◆ What is being asked:
The records that follow are to be repeated exactly, without any pictures.

◆ The data:
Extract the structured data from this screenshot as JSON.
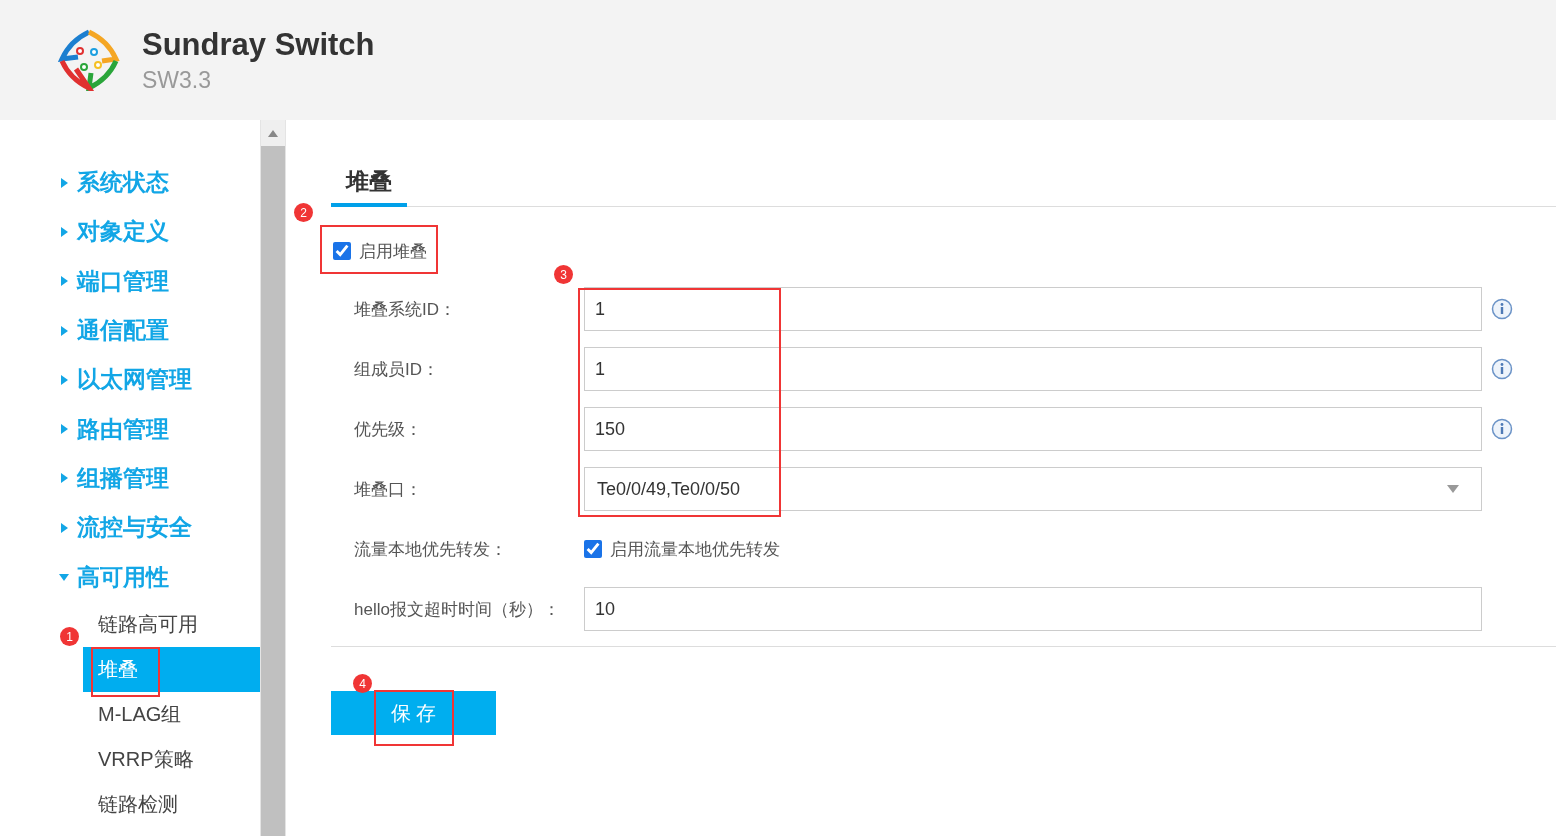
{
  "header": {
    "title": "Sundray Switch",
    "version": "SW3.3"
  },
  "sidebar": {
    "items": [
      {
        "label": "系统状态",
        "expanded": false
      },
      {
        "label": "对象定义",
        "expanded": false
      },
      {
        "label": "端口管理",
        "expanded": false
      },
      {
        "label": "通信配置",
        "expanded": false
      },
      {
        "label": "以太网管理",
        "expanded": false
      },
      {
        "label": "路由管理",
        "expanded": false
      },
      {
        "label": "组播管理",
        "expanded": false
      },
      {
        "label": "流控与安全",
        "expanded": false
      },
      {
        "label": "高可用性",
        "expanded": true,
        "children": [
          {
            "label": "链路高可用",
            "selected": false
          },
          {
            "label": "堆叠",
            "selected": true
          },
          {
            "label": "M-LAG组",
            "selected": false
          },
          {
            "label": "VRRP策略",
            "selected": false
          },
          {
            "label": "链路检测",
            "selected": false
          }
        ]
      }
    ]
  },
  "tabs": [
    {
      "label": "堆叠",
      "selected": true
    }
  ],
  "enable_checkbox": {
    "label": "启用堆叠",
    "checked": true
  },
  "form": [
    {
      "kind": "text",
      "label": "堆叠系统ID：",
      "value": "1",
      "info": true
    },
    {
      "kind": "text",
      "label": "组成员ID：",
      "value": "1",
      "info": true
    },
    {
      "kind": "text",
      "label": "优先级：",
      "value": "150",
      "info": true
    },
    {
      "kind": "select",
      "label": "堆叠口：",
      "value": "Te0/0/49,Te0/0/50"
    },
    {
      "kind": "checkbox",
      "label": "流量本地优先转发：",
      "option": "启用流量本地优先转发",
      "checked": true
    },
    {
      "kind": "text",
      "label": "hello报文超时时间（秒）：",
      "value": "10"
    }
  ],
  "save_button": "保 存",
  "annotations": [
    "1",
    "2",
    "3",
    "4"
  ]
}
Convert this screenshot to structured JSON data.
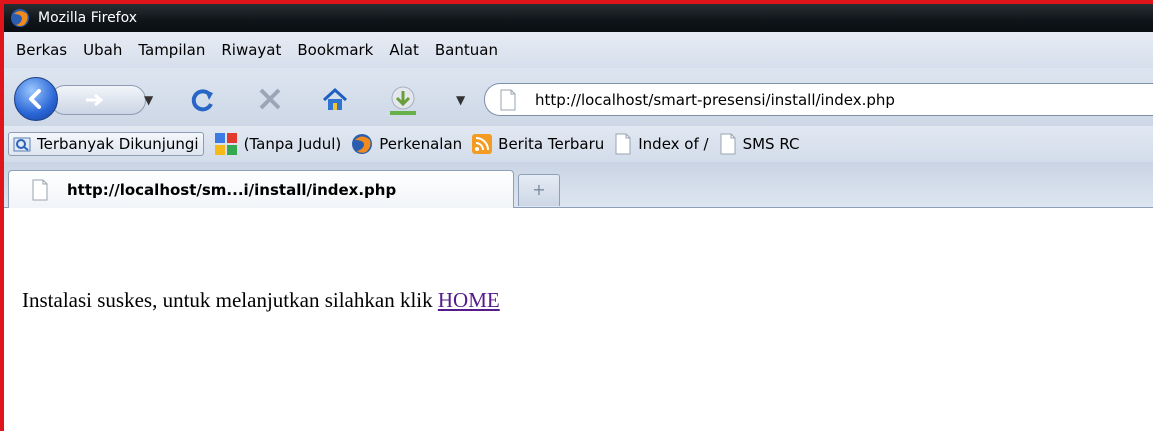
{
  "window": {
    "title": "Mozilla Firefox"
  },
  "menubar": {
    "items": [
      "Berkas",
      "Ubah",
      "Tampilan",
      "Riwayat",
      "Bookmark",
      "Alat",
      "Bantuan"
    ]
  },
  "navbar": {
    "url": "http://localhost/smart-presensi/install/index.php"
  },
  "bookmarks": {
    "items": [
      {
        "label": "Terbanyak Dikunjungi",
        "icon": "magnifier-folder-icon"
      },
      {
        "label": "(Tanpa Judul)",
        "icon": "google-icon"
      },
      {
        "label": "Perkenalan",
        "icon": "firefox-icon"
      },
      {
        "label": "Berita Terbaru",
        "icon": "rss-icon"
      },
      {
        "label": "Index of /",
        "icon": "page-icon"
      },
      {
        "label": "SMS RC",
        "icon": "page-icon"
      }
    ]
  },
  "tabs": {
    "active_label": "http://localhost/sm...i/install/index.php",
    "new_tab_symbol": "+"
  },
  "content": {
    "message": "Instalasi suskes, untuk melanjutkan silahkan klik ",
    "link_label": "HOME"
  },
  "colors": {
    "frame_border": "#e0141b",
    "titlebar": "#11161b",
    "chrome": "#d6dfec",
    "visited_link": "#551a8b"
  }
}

◆ Task solution:
Extract the structured data from this screenshot as JSON.
{
  "header": {
    "title": "Sundray Switch",
    "version": "SW3.3"
  },
  "sidebar": {
    "items": [
      {
        "label": "系统状态",
        "expanded": false
      },
      {
        "label": "对象定义",
        "expanded": false
      },
      {
        "label": "端口管理",
        "expanded": false
      },
      {
        "label": "通信配置",
        "expanded": false
      },
      {
        "label": "以太网管理",
        "expanded": false
      },
      {
        "label": "路由管理",
        "expanded": false
      },
      {
        "label": "组播管理",
        "expanded": false
      },
      {
        "label": "流控与安全",
        "expanded": false
      },
      {
        "label": "高可用性",
        "expanded": true,
        "children": [
          {
            "label": "链路高可用",
            "selected": false
          },
          {
            "label": "堆叠",
            "selected": true
          },
          {
            "label": "M-LAG组",
            "selected": false
          },
          {
            "label": "VRRP策略",
            "selected": false
          },
          {
            "label": "链路检测",
            "selected": false
          }
        ]
      }
    ]
  },
  "tabs": [
    {
      "label": "堆叠",
      "selected": true
    }
  ],
  "enable_checkbox": {
    "label": "启用堆叠",
    "checked": true
  },
  "form": [
    {
      "kind": "text",
      "label": "堆叠系统ID：",
      "value": "1",
      "info": true
    },
    {
      "kind": "text",
      "label": "组成员ID：",
      "value": "1",
      "info": true
    },
    {
      "kind": "text",
      "label": "优先级：",
      "value": "150",
      "info": true
    },
    {
      "kind": "select",
      "label": "堆叠口：",
      "value": "Te0/0/49,Te0/0/50"
    },
    {
      "kind": "checkbox",
      "label": "流量本地优先转发：",
      "option": "启用流量本地优先转发",
      "checked": true
    },
    {
      "kind": "text",
      "label": "hello报文超时时间（秒）：",
      "value": "10"
    }
  ],
  "save_button": "保 存",
  "annotations": [
    "1",
    "2",
    "3",
    "4"
  ]
}
Convert this screenshot to structured JSON data.
{
  "window": {
    "title": "Mozilla Firefox"
  },
  "menubar": {
    "items": [
      "Berkas",
      "Ubah",
      "Tampilan",
      "Riwayat",
      "Bookmark",
      "Alat",
      "Bantuan"
    ]
  },
  "navbar": {
    "url": "http://localhost/smart-presensi/install/index.php"
  },
  "bookmarks": {
    "items": [
      {
        "label": "Terbanyak Dikunjungi",
        "icon": "magnifier-folder-icon"
      },
      {
        "label": "(Tanpa Judul)",
        "icon": "google-icon"
      },
      {
        "label": "Perkenalan",
        "icon": "firefox-icon"
      },
      {
        "label": "Berita Terbaru",
        "icon": "rss-icon"
      },
      {
        "label": "Index of /",
        "icon": "page-icon"
      },
      {
        "label": "SMS RC",
        "icon": "page-icon"
      }
    ]
  },
  "tabs": {
    "active_label": "http://localhost/sm...i/install/index.php",
    "new_tab_symbol": "+"
  },
  "content": {
    "message": "Instalasi suskes, untuk melanjutkan silahkan klik ",
    "link_label": "HOME"
  },
  "colors": {
    "frame_border": "#e0141b",
    "titlebar": "#11161b",
    "chrome": "#d6dfec",
    "visited_link": "#551a8b"
  }
}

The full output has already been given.